Photo: Tom Williams-Pool/Getty Images

White House Chief of Staff Mark Meadows confirmed in court on Tuesday that President Trump's tweets authorizing the disclosure of documents related to the Russia investigation and Hillary Clinton's emails "were not self-executing declassification orders," after a federal judge demanded that Trump be asked about his intentions.

Why it matters: BuzzFeed News reporter Jason Leopold cited the tweets in an emergency motion seeking to gain access to special counsel Robert Mueller's unredacted report as part of a Freedom of Information Act request. This is the first time Trump himself has indicated, according to Meadows, that his tweets are not official directives.

Dave Lawler, author of World
13 mins ago - World

Special report: Trump's hopes of nuclear deal with Putin come down to the wire

Illustration: Lazaro Gamio/Axios

A surprise offer from Vladimir Putin has the U.S. and Russia once again circling a potential pre-election nuclear deal.

The big picture: The last treaty constraining the U.S. and Russia, New START, is due to expire on Feb. 5, 2021, two weeks after the next U.S. presidential inauguration.

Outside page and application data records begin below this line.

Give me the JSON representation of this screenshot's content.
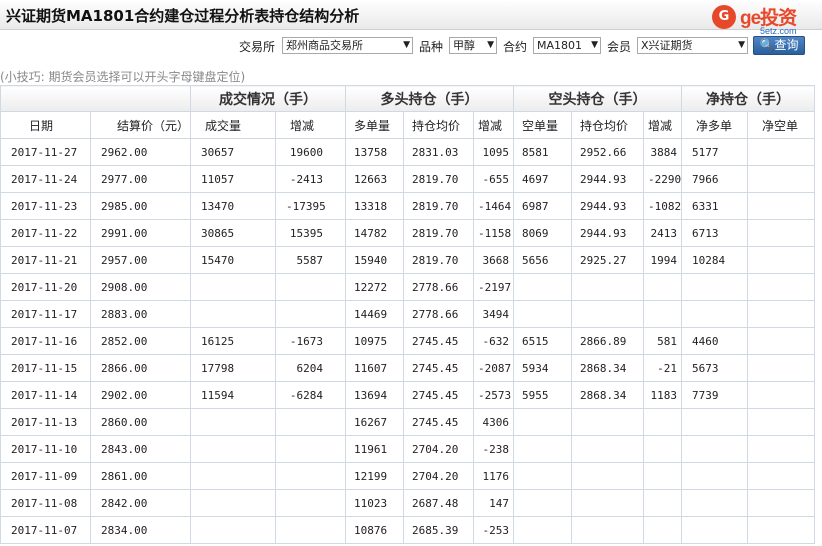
{
  "header": {
    "title": "兴证期货MA1801合约建仓过程分析表持仓结构分析",
    "logo": {
      "mark": "G",
      "brand": "ge投资",
      "site": "5etz.com"
    }
  },
  "filters": {
    "exchange_label": "交易所",
    "exchange_value": "郑州商品交易所",
    "variety_label": "品种",
    "variety_value": "甲醇",
    "contract_label": "合约",
    "contract_value": "MA1801",
    "member_label": "会员",
    "member_value": "X兴证期货",
    "query_label": "查询"
  },
  "tip": "(小技巧: 期货会员选择可以开头字母键盘定位)",
  "table": {
    "groups": {
      "trade": "成交情况（手）",
      "long": "多头持仓（手）",
      "short": "空头持仓（手）",
      "net": "净持仓（手）"
    },
    "columns": {
      "date": "日期",
      "settle": "结算价（元）",
      "volume": "成交量",
      "volume_chg": "增减",
      "long_qty": "多单量",
      "long_avg": "持仓均价",
      "long_chg": "增减",
      "short_qty": "空单量",
      "short_avg": "持仓均价",
      "short_chg": "增减",
      "net_long": "净多单",
      "net_short": "净空单"
    },
    "rows": [
      {
        "date": "2017-11-27",
        "settle": "2962.00",
        "volume": "30657",
        "volume_chg": "19600",
        "long_qty": "13758",
        "long_avg": "2831.03",
        "long_chg": "1095",
        "short_qty": "8581",
        "short_avg": "2952.66",
        "short_chg": "3884",
        "net_long": "5177",
        "net_short": ""
      },
      {
        "date": "2017-11-24",
        "settle": "2977.00",
        "volume": "11057",
        "volume_chg": "-2413",
        "long_qty": "12663",
        "long_avg": "2819.70",
        "long_chg": "-655",
        "short_qty": "4697",
        "short_avg": "2944.93",
        "short_chg": "-2290",
        "net_long": "7966",
        "net_short": ""
      },
      {
        "date": "2017-11-23",
        "settle": "2985.00",
        "volume": "13470",
        "volume_chg": "-17395",
        "long_qty": "13318",
        "long_avg": "2819.70",
        "long_chg": "-1464",
        "short_qty": "6987",
        "short_avg": "2944.93",
        "short_chg": "-1082",
        "net_long": "6331",
        "net_short": ""
      },
      {
        "date": "2017-11-22",
        "settle": "2991.00",
        "volume": "30865",
        "volume_chg": "15395",
        "long_qty": "14782",
        "long_avg": "2819.70",
        "long_chg": "-1158",
        "short_qty": "8069",
        "short_avg": "2944.93",
        "short_chg": "2413",
        "net_long": "6713",
        "net_short": ""
      },
      {
        "date": "2017-11-21",
        "settle": "2957.00",
        "volume": "15470",
        "volume_chg": "5587",
        "long_qty": "15940",
        "long_avg": "2819.70",
        "long_chg": "3668",
        "short_qty": "5656",
        "short_avg": "2925.27",
        "short_chg": "1994",
        "net_long": "10284",
        "net_short": ""
      },
      {
        "date": "2017-11-20",
        "settle": "2908.00",
        "volume": "",
        "volume_chg": "",
        "long_qty": "12272",
        "long_avg": "2778.66",
        "long_chg": "-2197",
        "short_qty": "",
        "short_avg": "",
        "short_chg": "",
        "net_long": "",
        "net_short": ""
      },
      {
        "date": "2017-11-17",
        "settle": "2883.00",
        "volume": "",
        "volume_chg": "",
        "long_qty": "14469",
        "long_avg": "2778.66",
        "long_chg": "3494",
        "short_qty": "",
        "short_avg": "",
        "short_chg": "",
        "net_long": "",
        "net_short": ""
      },
      {
        "date": "2017-11-16",
        "settle": "2852.00",
        "volume": "16125",
        "volume_chg": "-1673",
        "long_qty": "10975",
        "long_avg": "2745.45",
        "long_chg": "-632",
        "short_qty": "6515",
        "short_avg": "2866.89",
        "short_chg": "581",
        "net_long": "4460",
        "net_short": ""
      },
      {
        "date": "2017-11-15",
        "settle": "2866.00",
        "volume": "17798",
        "volume_chg": "6204",
        "long_qty": "11607",
        "long_avg": "2745.45",
        "long_chg": "-2087",
        "short_qty": "5934",
        "short_avg": "2868.34",
        "short_chg": "-21",
        "net_long": "5673",
        "net_short": ""
      },
      {
        "date": "2017-11-14",
        "settle": "2902.00",
        "volume": "11594",
        "volume_chg": "-6284",
        "long_qty": "13694",
        "long_avg": "2745.45",
        "long_chg": "-2573",
        "short_qty": "5955",
        "short_avg": "2868.34",
        "short_chg": "1183",
        "net_long": "7739",
        "net_short": ""
      },
      {
        "date": "2017-11-13",
        "settle": "2860.00",
        "volume": "",
        "volume_chg": "",
        "long_qty": "16267",
        "long_avg": "2745.45",
        "long_chg": "4306",
        "short_qty": "",
        "short_avg": "",
        "short_chg": "",
        "net_long": "",
        "net_short": ""
      },
      {
        "date": "2017-11-10",
        "settle": "2843.00",
        "volume": "",
        "volume_chg": "",
        "long_qty": "11961",
        "long_avg": "2704.20",
        "long_chg": "-238",
        "short_qty": "",
        "short_avg": "",
        "short_chg": "",
        "net_long": "",
        "net_short": ""
      },
      {
        "date": "2017-11-09",
        "settle": "2861.00",
        "volume": "",
        "volume_chg": "",
        "long_qty": "12199",
        "long_avg": "2704.20",
        "long_chg": "1176",
        "short_qty": "",
        "short_avg": "",
        "short_chg": "",
        "net_long": "",
        "net_short": ""
      },
      {
        "date": "2017-11-08",
        "settle": "2842.00",
        "volume": "",
        "volume_chg": "",
        "long_qty": "11023",
        "long_avg": "2687.48",
        "long_chg": "147",
        "short_qty": "",
        "short_avg": "",
        "short_chg": "",
        "net_long": "",
        "net_short": ""
      },
      {
        "date": "2017-11-07",
        "settle": "2834.00",
        "volume": "",
        "volume_chg": "",
        "long_qty": "10876",
        "long_avg": "2685.39",
        "long_chg": "-253",
        "short_qty": "",
        "short_avg": "",
        "short_chg": "",
        "net_long": "",
        "net_short": ""
      }
    ]
  },
  "colors": {
    "increase": "#e00000",
    "decrease": "#009900",
    "accent": "#2a5f9e",
    "logo": "#e8482a"
  }
}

For the first time since the height of the Cold War, the nuclear guardrails could come off.

The cliffhanger could be ... Georgia

Illustration: Sarah Grillo/Axios

It hasn't backed a Democrat for president since 1992, but Georgia's changing demographics may prove pivotal this year — not only to Trump v. Biden, but also to whether Democrats take control of the Senate.

Why it matters: If the fate of the Senate did hinge on Georgia, it might be January before we know the outcome. Meanwhile, voters' understanding of this power in the final days of the election could juice turnout enough to impact presidential results.